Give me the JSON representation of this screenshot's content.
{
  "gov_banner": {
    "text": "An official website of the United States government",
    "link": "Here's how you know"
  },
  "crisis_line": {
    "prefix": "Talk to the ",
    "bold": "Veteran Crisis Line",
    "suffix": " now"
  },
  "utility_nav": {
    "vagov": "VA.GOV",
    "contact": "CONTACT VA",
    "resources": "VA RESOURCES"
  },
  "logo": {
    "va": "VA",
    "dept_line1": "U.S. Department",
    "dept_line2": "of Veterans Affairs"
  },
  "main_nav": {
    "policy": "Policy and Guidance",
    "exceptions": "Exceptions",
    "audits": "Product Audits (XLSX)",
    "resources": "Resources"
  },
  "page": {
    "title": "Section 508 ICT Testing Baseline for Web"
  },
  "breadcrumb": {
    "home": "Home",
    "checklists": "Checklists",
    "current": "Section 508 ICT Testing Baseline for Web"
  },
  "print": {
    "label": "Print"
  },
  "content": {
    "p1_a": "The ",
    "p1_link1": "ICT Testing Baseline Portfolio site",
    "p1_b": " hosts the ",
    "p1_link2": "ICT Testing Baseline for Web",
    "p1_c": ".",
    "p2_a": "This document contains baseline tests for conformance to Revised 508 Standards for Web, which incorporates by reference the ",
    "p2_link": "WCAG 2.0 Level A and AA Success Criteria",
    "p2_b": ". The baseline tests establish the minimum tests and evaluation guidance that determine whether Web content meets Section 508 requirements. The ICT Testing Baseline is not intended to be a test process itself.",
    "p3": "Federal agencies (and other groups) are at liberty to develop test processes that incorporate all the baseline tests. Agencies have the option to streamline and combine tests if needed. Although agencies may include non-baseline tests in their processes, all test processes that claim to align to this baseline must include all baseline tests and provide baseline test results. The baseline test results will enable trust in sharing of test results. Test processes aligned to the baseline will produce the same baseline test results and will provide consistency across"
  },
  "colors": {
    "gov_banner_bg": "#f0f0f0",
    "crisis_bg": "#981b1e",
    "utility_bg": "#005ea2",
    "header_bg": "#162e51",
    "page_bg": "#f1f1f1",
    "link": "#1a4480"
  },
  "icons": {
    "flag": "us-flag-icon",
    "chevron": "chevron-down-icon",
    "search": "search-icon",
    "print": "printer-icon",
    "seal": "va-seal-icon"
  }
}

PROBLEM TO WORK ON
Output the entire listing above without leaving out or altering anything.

RESPONSE AREA
Give me the JSON representation of this screenshot's content.
{
  "gov_banner": {
    "text": "An official website of the United States government",
    "link": "Here's how you know"
  },
  "crisis_line": {
    "prefix": "Talk to the ",
    "bold": "Veteran Crisis Line",
    "suffix": " now"
  },
  "utility_nav": {
    "vagov": "VA.GOV",
    "contact": "CONTACT VA",
    "resources": "VA RESOURCES"
  },
  "logo": {
    "va": "VA",
    "dept_line1": "U.S. Department",
    "dept_line2": "of Veterans Affairs"
  },
  "main_nav": {
    "policy": "Policy and Guidance",
    "exceptions": "Exceptions",
    "audits": "Product Audits (XLSX)",
    "resources": "Resources"
  },
  "page": {
    "title": "Section 508 ICT Testing Baseline for Web"
  },
  "breadcrumb": {
    "home": "Home",
    "checklists": "Checklists",
    "current": "Section 508 ICT Testing Baseline for Web"
  },
  "print": {
    "label": "Print"
  },
  "content": {
    "p1_a": "The ",
    "p1_link1": "ICT Testing Baseline Portfolio site",
    "p1_b": " hosts the ",
    "p1_link2": "ICT Testing Baseline for Web",
    "p1_c": ".",
    "p2_a": "This document contains baseline tests for conformance to Revised 508 Standards for Web, which incorporates by reference the ",
    "p2_link": "WCAG 2.0 Level A and AA Success Criteria",
    "p2_b": ". The baseline tests establish the minimum tests and evaluation guidance that determine whether Web content meets Section 508 requirements. The ICT Testing Baseline is not intended to be a test process itself.",
    "p3": "Federal agencies (and other groups) are at liberty to develop test processes that incorporate all the baseline tests. Agencies have the option to streamline and combine tests if needed. Although agencies may include non-baseline tests in their processes, all test processes that claim to align to this baseline must include all baseline tests and provide baseline test results. The baseline test results will enable trust in sharing of test results. Test processes aligned to the baseline will produce the same baseline test results and will provide consistency across"
  },
  "colors": {
    "gov_banner_bg": "#f0f0f0",
    "crisis_bg": "#981b1e",
    "utility_bg": "#005ea2",
    "header_bg": "#162e51",
    "page_bg": "#f1f1f1",
    "link": "#1a4480"
  },
  "icons": {
    "flag": "us-flag-icon",
    "chevron": "chevron-down-icon",
    "search": "search-icon",
    "print": "printer-icon",
    "seal": "va-seal-icon"
  }
}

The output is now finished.